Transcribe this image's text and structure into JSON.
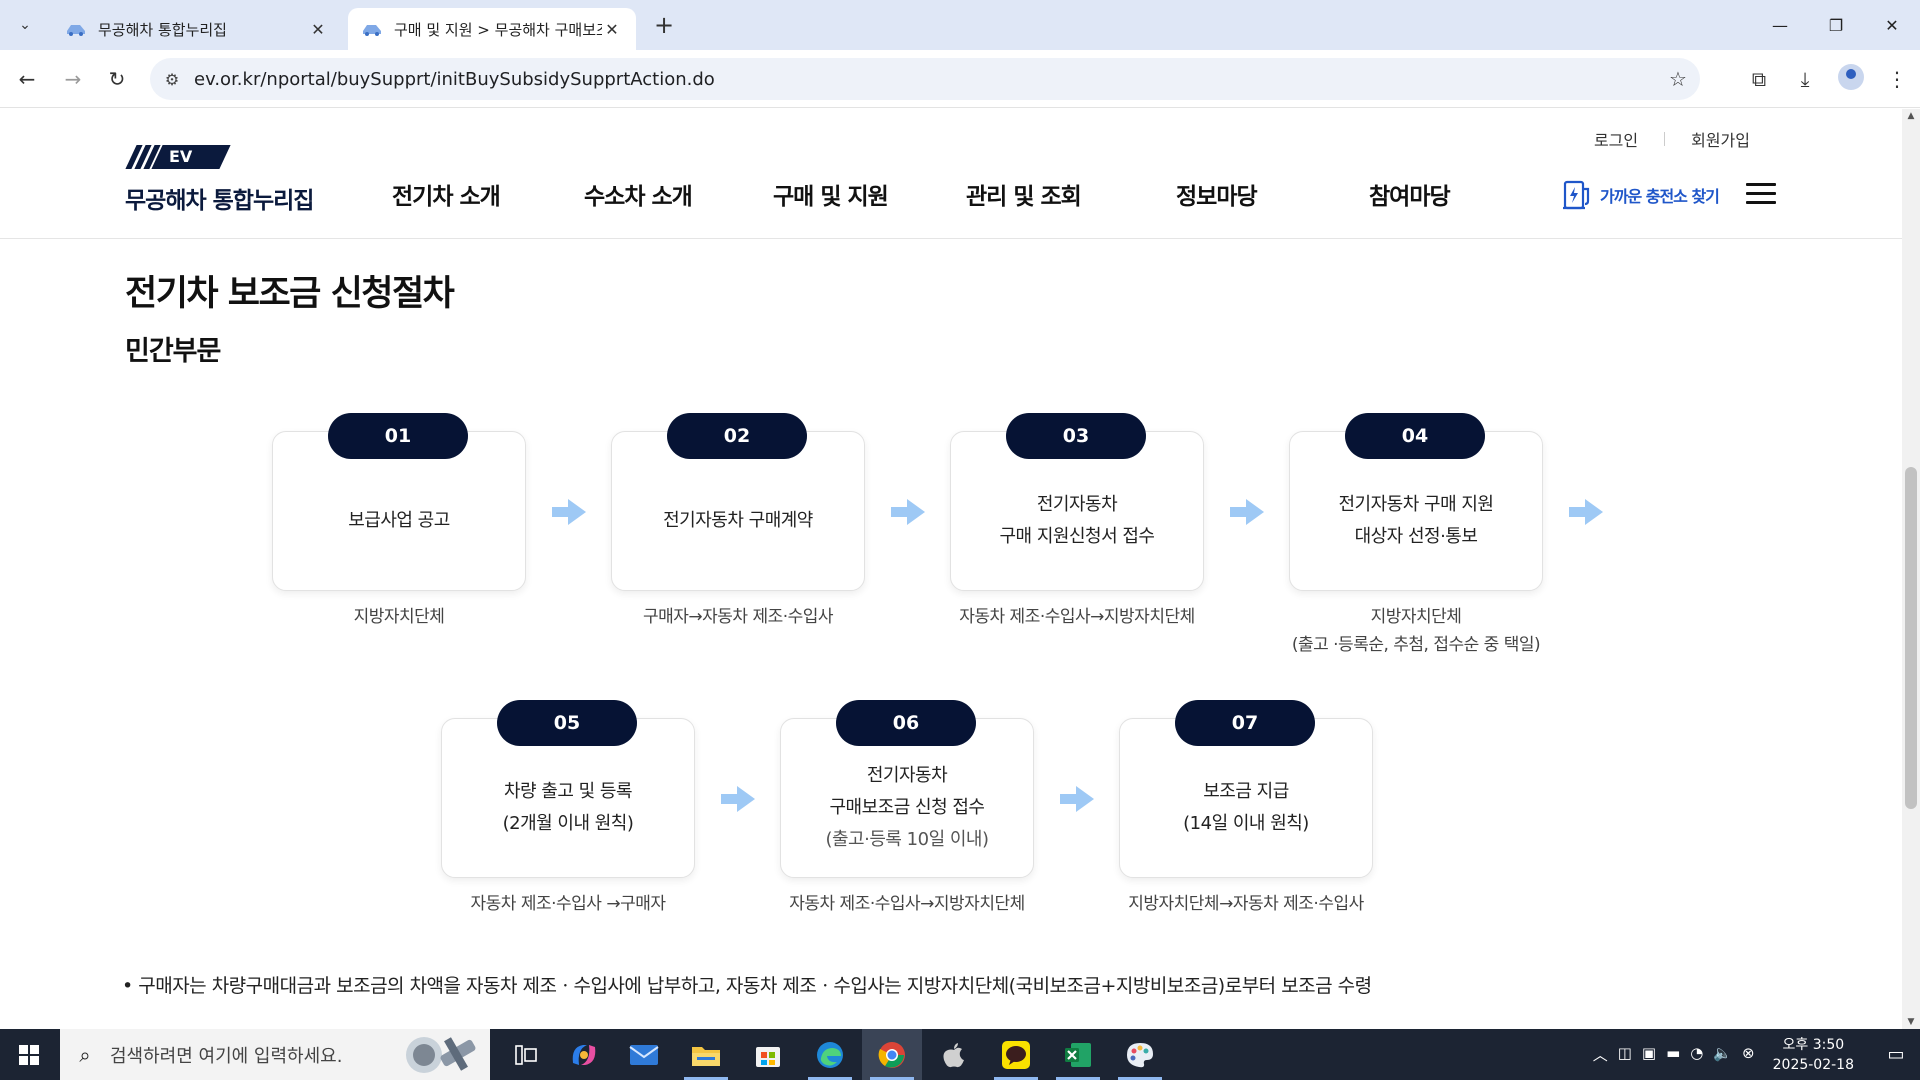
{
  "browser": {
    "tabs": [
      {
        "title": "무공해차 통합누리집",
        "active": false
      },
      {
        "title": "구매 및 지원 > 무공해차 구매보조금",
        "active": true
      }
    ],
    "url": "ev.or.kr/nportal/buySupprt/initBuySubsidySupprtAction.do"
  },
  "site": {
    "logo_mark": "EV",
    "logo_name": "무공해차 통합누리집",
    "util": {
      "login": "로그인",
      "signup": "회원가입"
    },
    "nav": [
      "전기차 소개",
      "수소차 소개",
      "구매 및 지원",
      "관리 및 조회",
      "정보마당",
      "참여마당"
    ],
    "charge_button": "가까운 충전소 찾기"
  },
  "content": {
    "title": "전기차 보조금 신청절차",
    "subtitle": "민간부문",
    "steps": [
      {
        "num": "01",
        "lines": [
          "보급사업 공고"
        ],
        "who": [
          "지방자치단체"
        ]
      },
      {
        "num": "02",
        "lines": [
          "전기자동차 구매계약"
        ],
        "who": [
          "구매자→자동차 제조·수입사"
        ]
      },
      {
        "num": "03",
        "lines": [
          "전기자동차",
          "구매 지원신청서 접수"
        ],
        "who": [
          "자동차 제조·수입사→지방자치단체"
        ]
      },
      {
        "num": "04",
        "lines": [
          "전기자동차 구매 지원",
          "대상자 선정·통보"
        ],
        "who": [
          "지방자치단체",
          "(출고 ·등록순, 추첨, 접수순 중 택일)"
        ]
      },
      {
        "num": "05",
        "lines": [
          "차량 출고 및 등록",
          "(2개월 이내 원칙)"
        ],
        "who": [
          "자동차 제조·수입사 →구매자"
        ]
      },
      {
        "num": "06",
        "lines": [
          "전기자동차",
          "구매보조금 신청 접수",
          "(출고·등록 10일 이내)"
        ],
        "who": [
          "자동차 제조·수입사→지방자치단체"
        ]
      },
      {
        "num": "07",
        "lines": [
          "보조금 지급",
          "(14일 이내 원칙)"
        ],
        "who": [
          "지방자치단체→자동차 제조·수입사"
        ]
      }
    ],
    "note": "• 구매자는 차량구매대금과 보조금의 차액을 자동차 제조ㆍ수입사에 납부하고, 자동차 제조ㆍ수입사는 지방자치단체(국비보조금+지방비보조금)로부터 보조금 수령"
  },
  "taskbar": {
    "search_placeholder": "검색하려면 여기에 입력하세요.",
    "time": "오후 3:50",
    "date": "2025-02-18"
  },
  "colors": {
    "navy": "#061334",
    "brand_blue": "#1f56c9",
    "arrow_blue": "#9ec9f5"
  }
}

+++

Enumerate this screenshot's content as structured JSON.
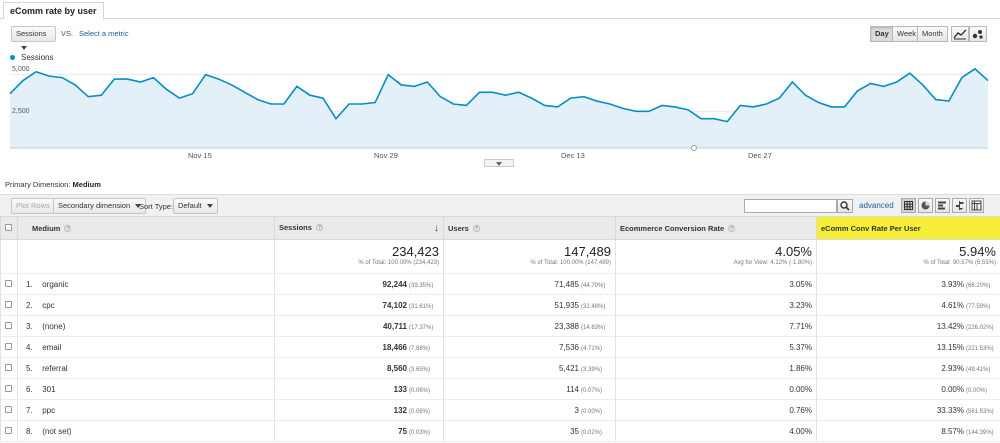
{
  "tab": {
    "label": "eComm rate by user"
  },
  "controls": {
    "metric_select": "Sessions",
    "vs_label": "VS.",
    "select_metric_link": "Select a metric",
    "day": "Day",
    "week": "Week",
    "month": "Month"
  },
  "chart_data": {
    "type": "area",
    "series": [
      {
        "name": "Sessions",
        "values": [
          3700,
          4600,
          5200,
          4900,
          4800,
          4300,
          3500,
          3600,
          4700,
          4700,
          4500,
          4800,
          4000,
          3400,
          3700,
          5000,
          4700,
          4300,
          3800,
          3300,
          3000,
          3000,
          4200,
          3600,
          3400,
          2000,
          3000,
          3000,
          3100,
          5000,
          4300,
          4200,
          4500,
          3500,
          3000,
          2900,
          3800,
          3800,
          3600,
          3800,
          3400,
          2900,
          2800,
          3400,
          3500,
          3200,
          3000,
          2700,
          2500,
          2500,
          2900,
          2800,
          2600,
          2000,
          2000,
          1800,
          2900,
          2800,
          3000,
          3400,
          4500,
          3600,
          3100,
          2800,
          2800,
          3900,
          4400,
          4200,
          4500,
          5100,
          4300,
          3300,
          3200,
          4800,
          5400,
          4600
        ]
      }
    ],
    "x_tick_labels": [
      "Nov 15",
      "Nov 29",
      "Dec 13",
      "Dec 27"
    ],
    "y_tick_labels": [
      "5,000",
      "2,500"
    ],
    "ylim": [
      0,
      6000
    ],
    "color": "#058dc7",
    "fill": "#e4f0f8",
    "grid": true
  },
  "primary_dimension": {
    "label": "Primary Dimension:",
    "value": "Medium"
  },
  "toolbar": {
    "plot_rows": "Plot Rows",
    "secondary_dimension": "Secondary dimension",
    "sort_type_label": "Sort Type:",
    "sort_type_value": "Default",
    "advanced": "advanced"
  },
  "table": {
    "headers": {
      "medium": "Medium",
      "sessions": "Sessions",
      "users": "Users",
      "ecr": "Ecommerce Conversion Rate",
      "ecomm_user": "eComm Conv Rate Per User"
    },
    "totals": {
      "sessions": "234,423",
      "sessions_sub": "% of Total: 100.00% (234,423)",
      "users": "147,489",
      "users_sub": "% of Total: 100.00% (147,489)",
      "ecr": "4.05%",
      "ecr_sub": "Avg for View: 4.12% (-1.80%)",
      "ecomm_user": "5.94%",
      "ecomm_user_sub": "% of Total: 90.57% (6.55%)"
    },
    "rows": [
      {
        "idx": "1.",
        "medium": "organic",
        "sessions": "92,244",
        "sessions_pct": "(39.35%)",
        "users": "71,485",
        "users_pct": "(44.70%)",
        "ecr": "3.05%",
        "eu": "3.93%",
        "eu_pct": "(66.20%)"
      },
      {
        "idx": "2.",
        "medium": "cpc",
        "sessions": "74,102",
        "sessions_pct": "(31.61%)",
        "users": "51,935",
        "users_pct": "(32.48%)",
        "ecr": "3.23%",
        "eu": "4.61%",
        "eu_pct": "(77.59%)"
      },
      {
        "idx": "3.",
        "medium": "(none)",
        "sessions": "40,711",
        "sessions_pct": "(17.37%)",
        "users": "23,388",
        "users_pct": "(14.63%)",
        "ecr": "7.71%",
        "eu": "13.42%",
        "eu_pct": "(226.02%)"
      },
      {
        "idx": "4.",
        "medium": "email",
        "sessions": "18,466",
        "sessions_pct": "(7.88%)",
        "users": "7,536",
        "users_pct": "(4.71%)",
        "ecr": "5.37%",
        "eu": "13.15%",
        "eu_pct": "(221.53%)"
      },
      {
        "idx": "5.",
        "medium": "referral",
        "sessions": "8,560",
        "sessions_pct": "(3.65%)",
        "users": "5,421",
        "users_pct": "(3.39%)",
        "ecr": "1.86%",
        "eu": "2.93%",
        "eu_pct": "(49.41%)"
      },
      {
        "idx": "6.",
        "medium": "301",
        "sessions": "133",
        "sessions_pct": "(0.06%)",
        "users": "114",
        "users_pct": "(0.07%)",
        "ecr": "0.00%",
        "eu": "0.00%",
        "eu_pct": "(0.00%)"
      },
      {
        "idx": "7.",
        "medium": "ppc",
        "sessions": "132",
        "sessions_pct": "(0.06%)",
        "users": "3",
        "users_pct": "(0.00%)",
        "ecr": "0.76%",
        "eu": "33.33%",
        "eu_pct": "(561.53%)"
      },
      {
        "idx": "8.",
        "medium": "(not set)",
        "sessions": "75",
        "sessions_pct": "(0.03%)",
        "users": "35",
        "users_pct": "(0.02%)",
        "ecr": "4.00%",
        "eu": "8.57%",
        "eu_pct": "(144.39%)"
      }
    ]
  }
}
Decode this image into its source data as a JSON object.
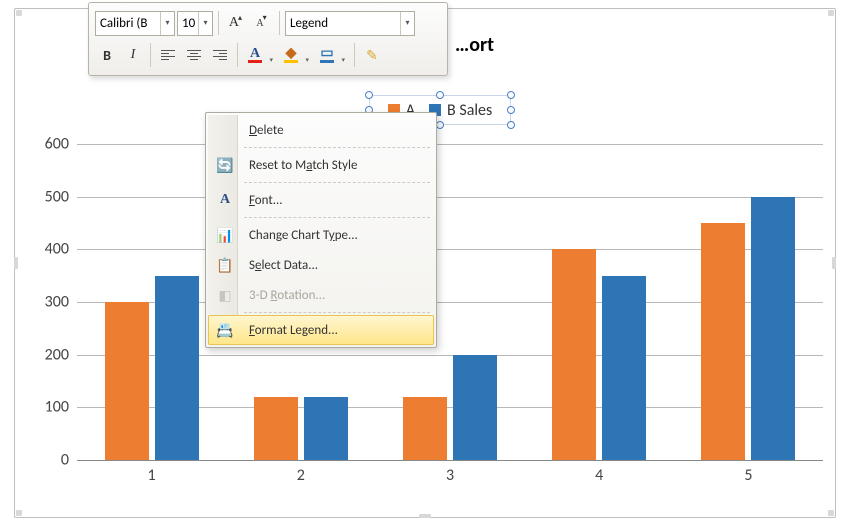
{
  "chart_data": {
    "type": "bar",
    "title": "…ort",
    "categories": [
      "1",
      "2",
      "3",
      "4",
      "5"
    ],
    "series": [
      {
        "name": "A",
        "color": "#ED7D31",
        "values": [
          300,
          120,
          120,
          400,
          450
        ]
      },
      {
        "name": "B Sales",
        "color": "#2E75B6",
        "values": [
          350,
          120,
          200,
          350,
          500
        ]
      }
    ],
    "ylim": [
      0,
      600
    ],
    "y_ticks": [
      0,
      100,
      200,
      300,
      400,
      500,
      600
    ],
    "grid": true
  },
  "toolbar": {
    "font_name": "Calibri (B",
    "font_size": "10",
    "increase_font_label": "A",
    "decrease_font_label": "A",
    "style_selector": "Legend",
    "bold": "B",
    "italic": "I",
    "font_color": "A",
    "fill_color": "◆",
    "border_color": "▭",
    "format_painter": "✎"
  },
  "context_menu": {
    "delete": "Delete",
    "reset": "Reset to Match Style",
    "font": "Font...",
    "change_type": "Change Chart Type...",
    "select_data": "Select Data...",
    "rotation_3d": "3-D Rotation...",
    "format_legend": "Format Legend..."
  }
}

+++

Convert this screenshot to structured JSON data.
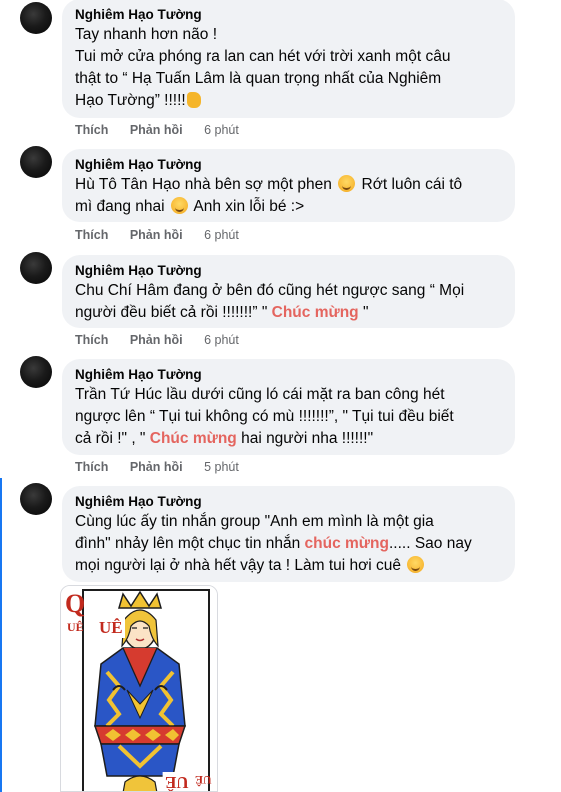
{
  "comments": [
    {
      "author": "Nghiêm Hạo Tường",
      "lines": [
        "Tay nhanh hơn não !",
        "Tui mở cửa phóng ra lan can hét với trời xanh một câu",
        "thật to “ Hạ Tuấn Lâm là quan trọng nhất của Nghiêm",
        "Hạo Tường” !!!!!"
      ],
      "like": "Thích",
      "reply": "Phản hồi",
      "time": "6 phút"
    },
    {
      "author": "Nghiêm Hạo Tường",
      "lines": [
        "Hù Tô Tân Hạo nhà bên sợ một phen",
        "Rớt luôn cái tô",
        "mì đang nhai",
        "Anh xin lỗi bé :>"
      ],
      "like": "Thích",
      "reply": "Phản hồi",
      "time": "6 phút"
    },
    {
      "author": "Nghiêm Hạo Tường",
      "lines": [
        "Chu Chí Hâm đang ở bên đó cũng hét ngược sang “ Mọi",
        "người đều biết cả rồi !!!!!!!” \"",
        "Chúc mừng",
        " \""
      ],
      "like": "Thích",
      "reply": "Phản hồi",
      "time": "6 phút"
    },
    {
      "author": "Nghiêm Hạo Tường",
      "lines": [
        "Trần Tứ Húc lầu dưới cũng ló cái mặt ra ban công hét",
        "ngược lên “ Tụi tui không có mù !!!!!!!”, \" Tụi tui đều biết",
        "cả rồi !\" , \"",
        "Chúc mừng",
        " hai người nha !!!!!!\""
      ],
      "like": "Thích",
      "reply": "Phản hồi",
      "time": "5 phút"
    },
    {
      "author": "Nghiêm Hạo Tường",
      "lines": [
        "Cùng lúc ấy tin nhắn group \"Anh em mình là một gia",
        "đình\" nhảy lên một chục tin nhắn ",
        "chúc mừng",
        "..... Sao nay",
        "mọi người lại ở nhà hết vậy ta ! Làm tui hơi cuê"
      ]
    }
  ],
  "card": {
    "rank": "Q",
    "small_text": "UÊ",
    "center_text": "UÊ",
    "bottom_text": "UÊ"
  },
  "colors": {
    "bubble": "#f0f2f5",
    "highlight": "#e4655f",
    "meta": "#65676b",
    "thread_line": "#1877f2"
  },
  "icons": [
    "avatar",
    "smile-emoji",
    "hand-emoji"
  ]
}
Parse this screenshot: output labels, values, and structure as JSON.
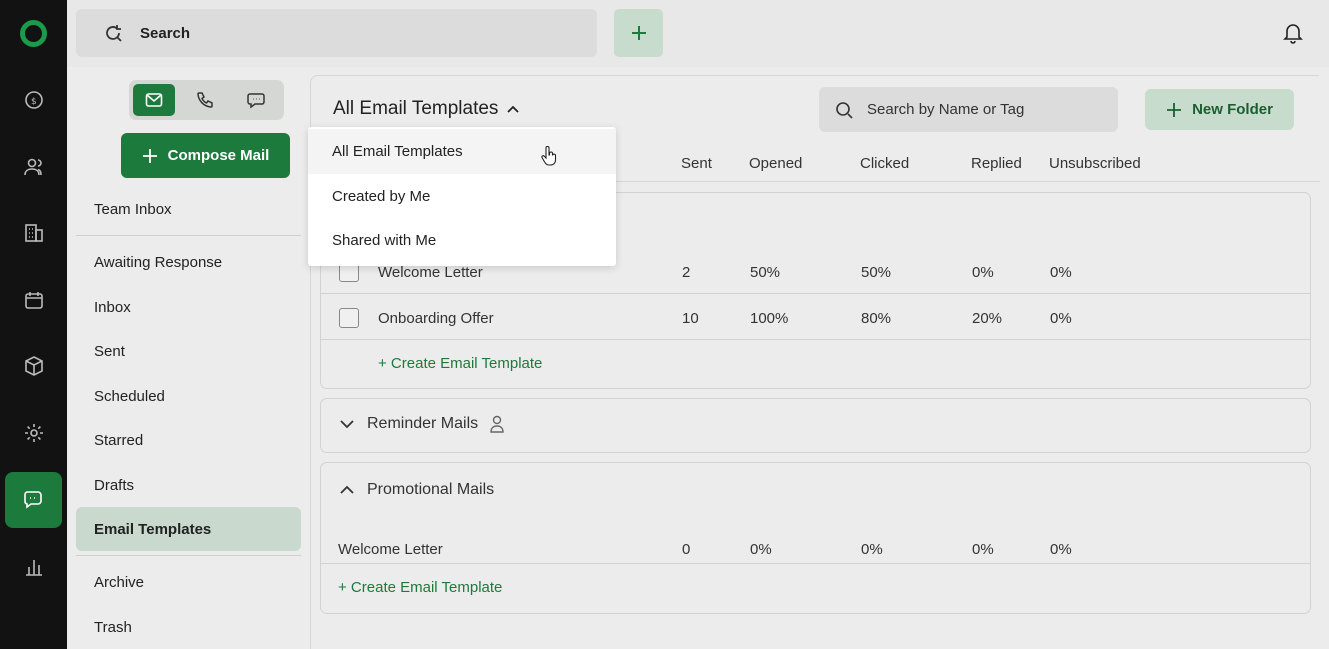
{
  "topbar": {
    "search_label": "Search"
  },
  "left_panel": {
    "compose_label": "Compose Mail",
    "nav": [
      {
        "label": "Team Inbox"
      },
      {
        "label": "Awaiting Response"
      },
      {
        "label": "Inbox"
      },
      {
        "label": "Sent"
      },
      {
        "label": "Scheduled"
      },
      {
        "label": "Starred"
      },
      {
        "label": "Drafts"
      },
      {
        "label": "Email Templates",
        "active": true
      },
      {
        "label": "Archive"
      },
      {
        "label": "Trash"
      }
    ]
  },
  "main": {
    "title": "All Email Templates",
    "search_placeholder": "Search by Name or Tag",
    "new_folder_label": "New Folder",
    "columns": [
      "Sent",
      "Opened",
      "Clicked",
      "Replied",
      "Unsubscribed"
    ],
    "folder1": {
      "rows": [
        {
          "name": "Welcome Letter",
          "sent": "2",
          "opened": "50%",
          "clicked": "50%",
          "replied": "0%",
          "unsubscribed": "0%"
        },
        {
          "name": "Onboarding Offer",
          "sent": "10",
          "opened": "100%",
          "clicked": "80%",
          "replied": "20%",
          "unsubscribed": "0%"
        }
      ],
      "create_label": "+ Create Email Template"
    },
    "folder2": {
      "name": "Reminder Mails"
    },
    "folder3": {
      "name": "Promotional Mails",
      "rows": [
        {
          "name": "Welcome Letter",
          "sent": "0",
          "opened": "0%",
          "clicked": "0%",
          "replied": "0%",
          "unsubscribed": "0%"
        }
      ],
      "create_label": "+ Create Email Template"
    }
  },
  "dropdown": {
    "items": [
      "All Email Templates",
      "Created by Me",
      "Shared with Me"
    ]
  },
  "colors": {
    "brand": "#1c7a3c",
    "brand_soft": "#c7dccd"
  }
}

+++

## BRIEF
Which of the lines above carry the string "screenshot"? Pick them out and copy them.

## RESULT
Enumerate this screenshot's content as structured JSON.
Convert this screenshot to structured JSON data.
Parse this screenshot: output labels, values, and structure as JSON.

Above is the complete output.